**TASK PROMPT:**
Copy each line of the following data that contains "Resiliq".

**DATA FOR THIS TASK:**
──────────

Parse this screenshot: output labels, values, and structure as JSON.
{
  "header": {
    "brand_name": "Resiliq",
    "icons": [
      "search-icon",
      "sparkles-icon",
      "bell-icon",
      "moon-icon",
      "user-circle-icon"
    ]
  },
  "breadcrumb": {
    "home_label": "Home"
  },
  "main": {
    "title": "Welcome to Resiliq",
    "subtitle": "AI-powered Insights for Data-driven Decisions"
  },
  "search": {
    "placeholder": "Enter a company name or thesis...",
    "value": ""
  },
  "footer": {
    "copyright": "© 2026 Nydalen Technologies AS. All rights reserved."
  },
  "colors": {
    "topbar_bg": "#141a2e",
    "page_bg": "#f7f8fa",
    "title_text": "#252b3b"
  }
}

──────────

**RESPONSE TO THIS TASK:**
    "brand_name": "Resiliq",
    "title": "Welcome to Resiliq",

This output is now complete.